  2. Request leave to serve via U.S. mail at his known APO or FPO (Army/Air Post Office or Fleet Post Office) address.**  APO/FPO addresses are not tied to geography like a street address is.  If a unit stationed in Germany is temporarily transferred to Kuwait, a soldier’s address may not change–or if it does, the APO staff in Germany will automatically forward his mail to the new address as a matter of course.  In short, the soldier will get his mail.
  3. Request leave to serve by electronic mail.**  All U.S. personnel are issued email addresses for official use, and they are generally permitted to use those addresses for personal communication while stationed abroad.  Moreover, given the ubiquity of free email servers, it is nonsensical for an active duty defendant to argue that he/she does not have a personal email account.  And like APO/FPO addresses, email addresses are tied to an individual, rather than to a physical location, so treaty considerations are less daunting.  (E-mail’s acceptance as a means of effective service is growing, slowly but surely.)
  4. If the defendant happens to live in civilian housing (“on the economy”) and his address can be ascertained, serve via traditional channels.  This may come in different forms, so significant brainstorming is necessary.

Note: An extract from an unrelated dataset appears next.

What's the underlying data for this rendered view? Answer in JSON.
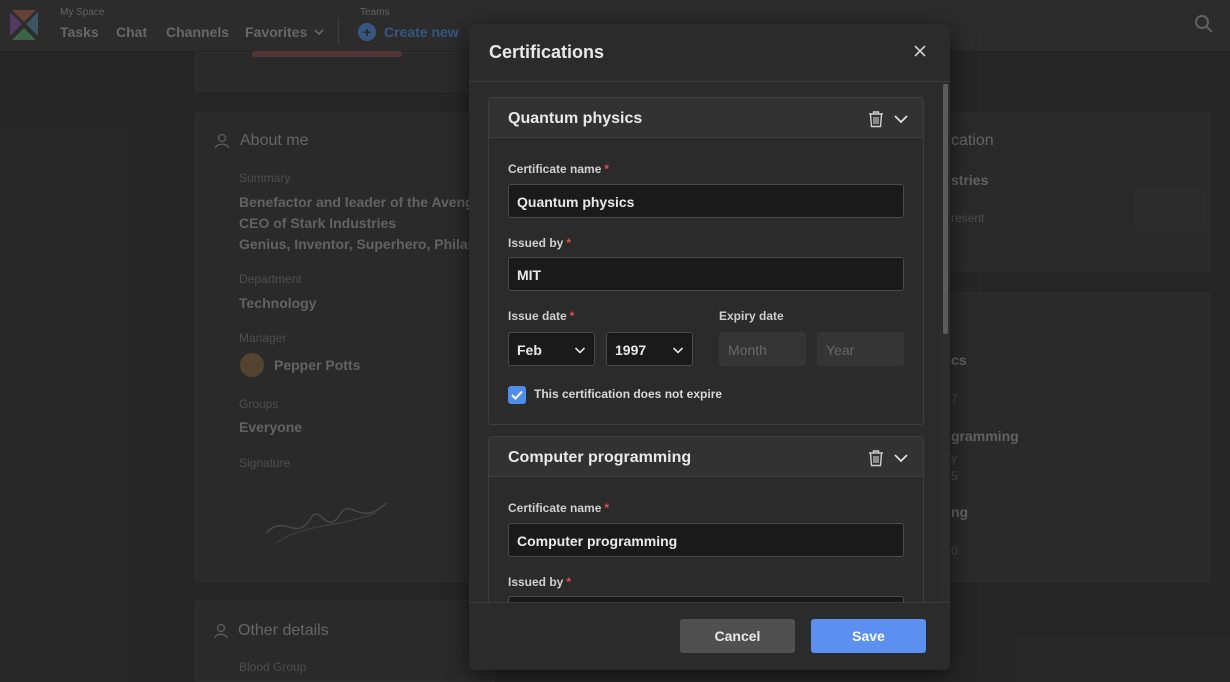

Serving a G.I. isn’t as easy as serving other defendants, but it may still be possible with creative thinking.  Call us and we can bat around some ideas.


The author is an Army brat.  An Army installation is referred to as a post, and it is painful to call it anything else.  Not a fort, not a base, and certainly not a campus.  With all respect to the Air Force, Navy, and Marine Corps, you’ll have to substitute your own terminology on this one.  Post, base, installation… you get the idea.

** Use of APO/FPO mail or of U.S. military e-mail servers may run afoul of the Posse Comitatus Act.  The issue has not been addressed in case law as of this writing.